Dataset rows for apps and sites
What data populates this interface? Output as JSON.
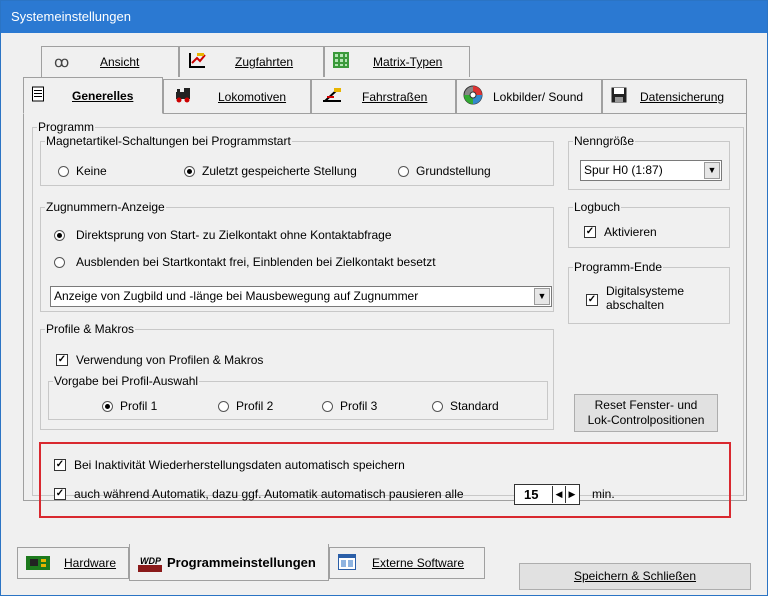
{
  "window": {
    "title": "Systemeinstellungen"
  },
  "tabs_row1": [
    {
      "label": "Ansicht",
      "icon": "glasses-icon"
    },
    {
      "label": "Zugfahrten",
      "icon": "chart-icon"
    },
    {
      "label": "Matrix-Typen",
      "icon": "grid-icon"
    }
  ],
  "tabs_row2": [
    {
      "label": "Generelles",
      "icon": "document-icon",
      "selected": true
    },
    {
      "label": "Lokomotiven",
      "icon": "locomotive-icon"
    },
    {
      "label": "Fahrstraßen",
      "icon": "route-icon"
    },
    {
      "label": "Lokbilder/ Sound",
      "icon": "speaker-icon"
    },
    {
      "label": "Datensicherung",
      "icon": "floppy-icon"
    }
  ],
  "programm": {
    "legend": "Programm",
    "magnet": {
      "legend": "Magnetartikel-Schaltungen bei Programmstart",
      "options": [
        "Keine",
        "Zuletzt gespeicherte Stellung",
        "Grundstellung"
      ],
      "selected": 1
    },
    "zugnummern": {
      "legend": "Zugnummern-Anzeige",
      "options": [
        "Direktsprung von Start- zu  Zielkontakt ohne Kontaktabfrage",
        "Ausblenden bei Startkontakt frei, Einblenden bei Zielkontakt besetzt"
      ],
      "selected": 0,
      "combo_value": "Anzeige von Zugbild und -länge bei Mausbewegung auf Zugnummer"
    },
    "profile": {
      "legend": "Profile & Makros",
      "use_label": "Verwendung von Profilen  & Makros",
      "use_checked": true,
      "vorgabe": {
        "legend": "Vorgabe bei Profil-Auswahl",
        "options": [
          "Profil 1",
          "Profil 2",
          "Profil 3",
          "Standard"
        ],
        "selected": 0
      }
    },
    "nenngroesse": {
      "legend": "Nenngröße",
      "value": "Spur H0 (1:87)"
    },
    "logbuch": {
      "legend": "Logbuch",
      "label": "Aktivieren",
      "checked": true
    },
    "programm_ende": {
      "legend": "Programm-Ende",
      "label_line1": "Digitalsysteme",
      "label_line2": "abschalten",
      "checked": true
    },
    "reset_button": {
      "line1": "Reset Fenster- und",
      "line2": "Lok-Controlpositionen"
    },
    "autosave": {
      "label1": "Bei Inaktivität Wiederherstellungsdaten automatisch speichern",
      "checked1": true,
      "label2": "auch während Automatik, dazu ggf. Automatik automatisch pausieren alle",
      "checked2": true,
      "minutes": "15",
      "unit": "min."
    }
  },
  "bottom_tabs": [
    {
      "label": "Hardware",
      "icon": "circuit-board-icon"
    },
    {
      "label": "Programmeinstellungen",
      "icon": "wdp-logo-icon",
      "selected": true
    },
    {
      "label": "Externe Software",
      "icon": "window-icon"
    }
  ],
  "save_button": {
    "label": "Speichern & Schließen"
  },
  "colors": {
    "titlebar": "#2b79d2",
    "highlight_border": "#d9282f"
  }
}
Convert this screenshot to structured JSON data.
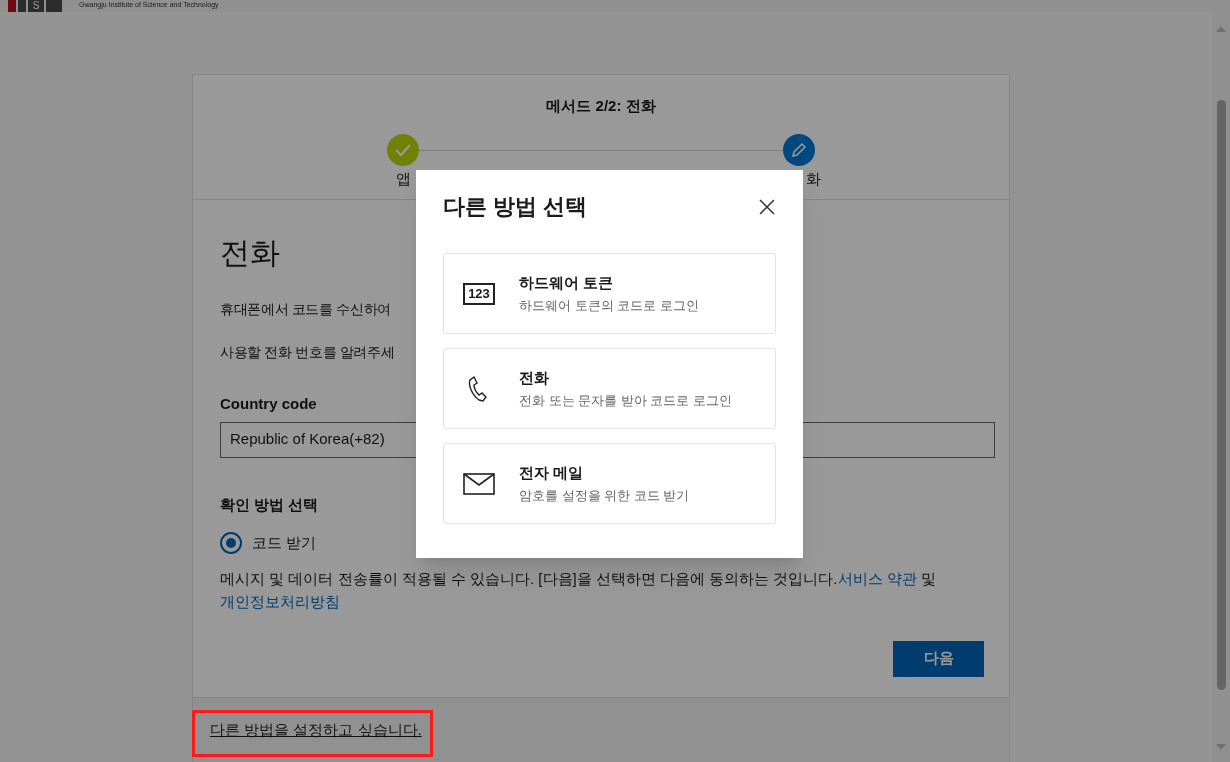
{
  "header": {
    "logo_letter": "S",
    "institution": "Gwangju Institute of Science and Technology"
  },
  "wizard": {
    "title": "메서드 2/2: 전화",
    "steps": [
      {
        "label": "앱",
        "done": true
      },
      {
        "label": "화",
        "done": false
      }
    ]
  },
  "page": {
    "heading": "전화",
    "intro": "휴대폰에서 코드를 수신하여",
    "prompt": "사용할 전화 번호를 알려주세",
    "country_label": "Country code",
    "country_value": "Republic of Korea(+82)",
    "method_label": "확인 방법 선택",
    "methods": [
      {
        "label": "코드 받기",
        "selected": true
      }
    ],
    "disclaimer": "메시지 및 데이터 전송률이 적용될 수 있습니다. [다음]을 선택하면 다음에 동의하는 것입니다.",
    "terms_link": "서비스 약관",
    "conjunction": "및",
    "privacy_link": "개인정보처리방침",
    "next_button": "다음"
  },
  "footer_link": "다른 방법을 설정하고 싶습니다.",
  "dialog": {
    "title": "다른 방법 선택",
    "options": [
      {
        "kind": "token",
        "badge": "123",
        "title": "하드웨어 토큰",
        "description": "하드웨어 토큰의 코드로 로그인"
      },
      {
        "kind": "phone",
        "title": "전화",
        "description": "전화 또는 문자를 받아 코드로 로그인"
      },
      {
        "kind": "email",
        "title": "전자 메일",
        "description": "암호를 설정을 위한 코드 받기"
      }
    ]
  }
}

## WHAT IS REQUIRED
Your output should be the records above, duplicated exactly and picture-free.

## EXERCISE RESULT
What data populates this interface? Output as JSON.
{
  "window": {
    "title": "Systemeinstellungen"
  },
  "tabs_row1": [
    {
      "label": "Ansicht",
      "icon": "glasses-icon"
    },
    {
      "label": "Zugfahrten",
      "icon": "chart-icon"
    },
    {
      "label": "Matrix-Typen",
      "icon": "grid-icon"
    }
  ],
  "tabs_row2": [
    {
      "label": "Generelles",
      "icon": "document-icon",
      "selected": true
    },
    {
      "label": "Lokomotiven",
      "icon": "locomotive-icon"
    },
    {
      "label": "Fahrstraßen",
      "icon": "route-icon"
    },
    {
      "label": "Lokbilder/ Sound",
      "icon": "speaker-icon"
    },
    {
      "label": "Datensicherung",
      "icon": "floppy-icon"
    }
  ],
  "programm": {
    "legend": "Programm",
    "magnet": {
      "legend": "Magnetartikel-Schaltungen bei Programmstart",
      "options": [
        "Keine",
        "Zuletzt gespeicherte Stellung",
        "Grundstellung"
      ],
      "selected": 1
    },
    "zugnummern": {
      "legend": "Zugnummern-Anzeige",
      "options": [
        "Direktsprung von Start- zu  Zielkontakt ohne Kontaktabfrage",
        "Ausblenden bei Startkontakt frei, Einblenden bei Zielkontakt besetzt"
      ],
      "selected": 0,
      "combo_value": "Anzeige von Zugbild und -länge bei Mausbewegung auf Zugnummer"
    },
    "profile": {
      "legend": "Profile & Makros",
      "use_label": "Verwendung von Profilen  & Makros",
      "use_checked": true,
      "vorgabe": {
        "legend": "Vorgabe bei Profil-Auswahl",
        "options": [
          "Profil 1",
          "Profil 2",
          "Profil 3",
          "Standard"
        ],
        "selected": 0
      }
    },
    "nenngroesse": {
      "legend": "Nenngröße",
      "value": "Spur H0 (1:87)"
    },
    "logbuch": {
      "legend": "Logbuch",
      "label": "Aktivieren",
      "checked": true
    },
    "programm_ende": {
      "legend": "Programm-Ende",
      "label_line1": "Digitalsysteme",
      "label_line2": "abschalten",
      "checked": true
    },
    "reset_button": {
      "line1": "Reset Fenster- und",
      "line2": "Lok-Controlpositionen"
    },
    "autosave": {
      "label1": "Bei Inaktivität Wiederherstellungsdaten automatisch speichern",
      "checked1": true,
      "label2": "auch während Automatik, dazu ggf. Automatik automatisch pausieren alle",
      "checked2": true,
      "minutes": "15",
      "unit": "min."
    }
  },
  "bottom_tabs": [
    {
      "label": "Hardware",
      "icon": "circuit-board-icon"
    },
    {
      "label": "Programmeinstellungen",
      "icon": "wdp-logo-icon",
      "selected": true
    },
    {
      "label": "Externe Software",
      "icon": "window-icon"
    }
  ],
  "save_button": {
    "label": "Speichern & Schließen"
  },
  "colors": {
    "titlebar": "#2b79d2",
    "highlight_border": "#d9282f"
  }
}
Convert this screenshot to structured JSON data.
{
  "header": {
    "logo_letter": "S",
    "institution": "Gwangju Institute of Science and Technology"
  },
  "wizard": {
    "title": "메서드 2/2: 전화",
    "steps": [
      {
        "label": "앱",
        "done": true
      },
      {
        "label": "화",
        "done": false
      }
    ]
  },
  "page": {
    "heading": "전화",
    "intro": "휴대폰에서 코드를 수신하여",
    "prompt": "사용할 전화 번호를 알려주세",
    "country_label": "Country code",
    "country_value": "Republic of Korea(+82)",
    "method_label": "확인 방법 선택",
    "methods": [
      {
        "label": "코드 받기",
        "selected": true
      }
    ],
    "disclaimer": "메시지 및 데이터 전송률이 적용될 수 있습니다. [다음]을 선택하면 다음에 동의하는 것입니다.",
    "terms_link": "서비스 약관",
    "conjunction": "및",
    "privacy_link": "개인정보처리방침",
    "next_button": "다음"
  },
  "footer_link": "다른 방법을 설정하고 싶습니다.",
  "dialog": {
    "title": "다른 방법 선택",
    "options": [
      {
        "kind": "token",
        "badge": "123",
        "title": "하드웨어 토큰",
        "description": "하드웨어 토큰의 코드로 로그인"
      },
      {
        "kind": "phone",
        "title": "전화",
        "description": "전화 또는 문자를 받아 코드로 로그인"
      },
      {
        "kind": "email",
        "title": "전자 메일",
        "description": "암호를 설정을 위한 코드 받기"
      }
    ]
  }
}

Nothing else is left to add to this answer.